Chenin Blanc: The taste of terroir

Viticulturists in the Loire Valley tend to describe its flavor as an expression of the terroir of the land.


Wine Blending Partners

Blending accomplishes several goals in winemaking. It can be done to improve flavor, mouthfeel, cover a defect, balance the chemical profile, adjust the alcohol content, emulate a commercial wine you enjoy or


Cabernet Sauvignon: The king of red wine grapes

Cabernet Sauvignon is known for making some of the world’s most robust red wines.


Gewürztraminer

Alsace vineyards are tucked into the predominantly east facing slopes of the Vosges Mountains . . .


Cabernet Franc: The “other” Cabernet king

Cabernet Franc is thought to have originated in Southwest France, specifically in Libournais.


Wines Two Ways: Oaked and Unoaked

To Oak, or not to Oak, a phrase I took from Shakespeare’s play Hamlet and changed the words around a little. But going a step further and delving into the tools that


Pinot Gris/Grigio The name says it all, or does it?

Unknown to the science at the time, these genetic mutations were first noticed hundreds of years ago in Burgundy, France, where the mutants grew side by side, and sometimes within the same plant as Pinot Noir.


Chambourcin: A vigorous, dark hybrid

. . . (Chambourcin) does get a little more respect than other hybrids because of its ability to improve color in other wines without taking away from the other grapes’ varietal character . . .


Torrontés: An alternative to the common whites

I was particularly drawn to Torrontés because of the Muscat-like flavors, but another reason was because of the challenge it presents from a winemaking perspective . . .


Sangiovese: The king of Tuscany

Grapes in Tuscany are a way of life, and Sangiovese, the red workhorse of Tuscany through the millennia, is as noble as they get — well, depending who you talk to.


Pinot Blanc: A grape with an identity crisis

Pinot Blanc — one of the offspring of Pinot Noir — is waiting for its 15 minutes of fame to come around.


Marechal Foch

Marechal Foch is a cold-climate red grape that has dispersed plantings in the Midwest, Northeast, and Canada.


Muscadine: A taste of the South

Muscadine is a grape variety from the South that is used in many culinary recipes, but also makes a fine wine.


Petit Verdot: The forgotten Bordeaux blend grape

Petit Verdot is one of the “big five” grapes that make up a Bordeaux blend.

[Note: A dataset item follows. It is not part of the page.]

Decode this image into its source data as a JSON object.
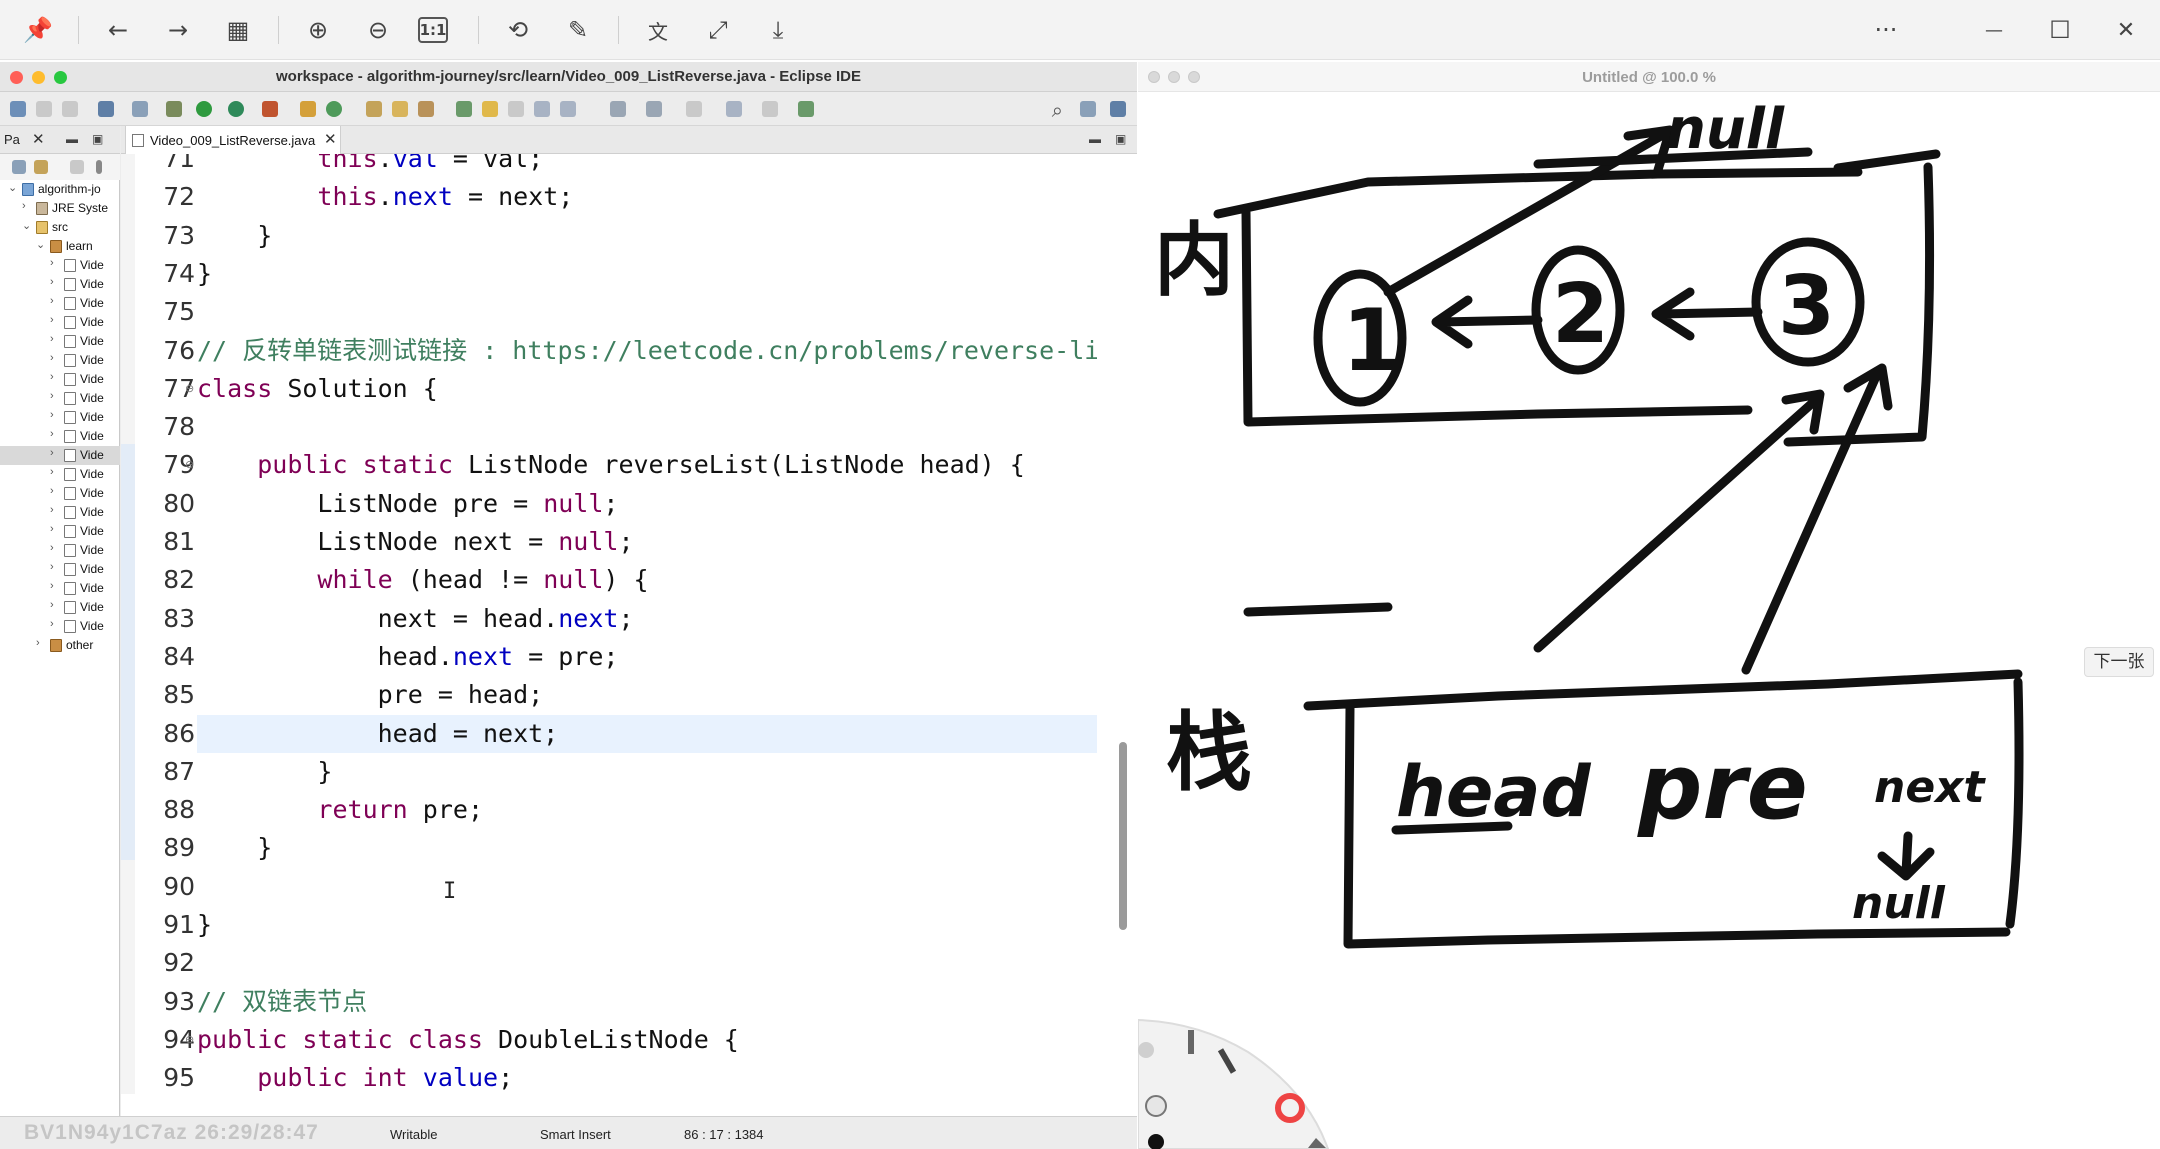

Learn more about this red blender.


Vidal Blanc

Vidal Blanc was originally develloped for Cognac production in the cold maritime regions of western France. Today it is a go-to grape in the US Northeast and Midwest as well as Canada. Plus, a recipe for Vidal icewine.


100 result(s) found.